Bromst is not only bigger and more expansive, but more diverse in its textural approach. Where Spiderman was a primarily electronic affair, this set finds Deacon incorporating other instruments for a richer, fuller sound. Leadoff track “Build Voice,” for instance, ascends gloriously from piano melodies into a soaring climax. Likewise, “Snookered” has a low-key intro, with glockenspiel kicking off what ultimately becomes an electronic power ballad of sorts, and one of the album’s best songs. More glockenspiel and chanted vocals usher in “Of The Mountains,” turning into what sounds almost like an electro version of Akron/Family. Of course, when he cuts straight to the glowskull, sugar-rave chase, he can still pull off a stunning, cartridge-gazer dance anthem like “Red F.”

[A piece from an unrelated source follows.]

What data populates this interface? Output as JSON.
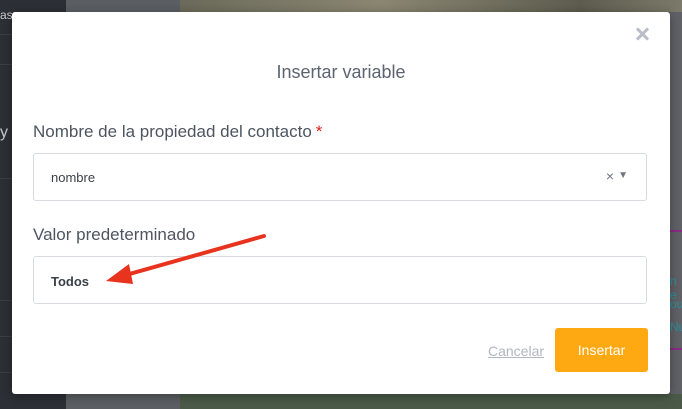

Still, not all of Deacon’s experiments work for the best—the first two minutes or so of “Paddling Ghost” are adequate, the next two are a bit irritating. The sampled vocals on “Wet Wings” become an extremely uncomfortable listen very quickly. And while it has some kickass elements, “Woof Woof” is awfully silly, even for Deacon. Still, when Deacon overcomes his goofiness, as on the breathtaking “Slow With Horns/ Run For Your Life,” he can really create something special. At 70 minutes, Bromst is a lot of Dan Deacon, more than the average person would likely withstand. But even if the flashes of brilliance aren’t as consistent as they could be, the album is a wonderfully giddy confection that’s guaranteed to leave a demented grin on your face.
Jeff Terich is the founder and editor of Treble. He's been writing about music for 20 years and has been published at American Songwriter, Bandcamp Daily, Reverb, Spin, Stereogum, uDiscoverMusic, VinylMePlease and some others that he's forgetting right now. He's still not tired of it.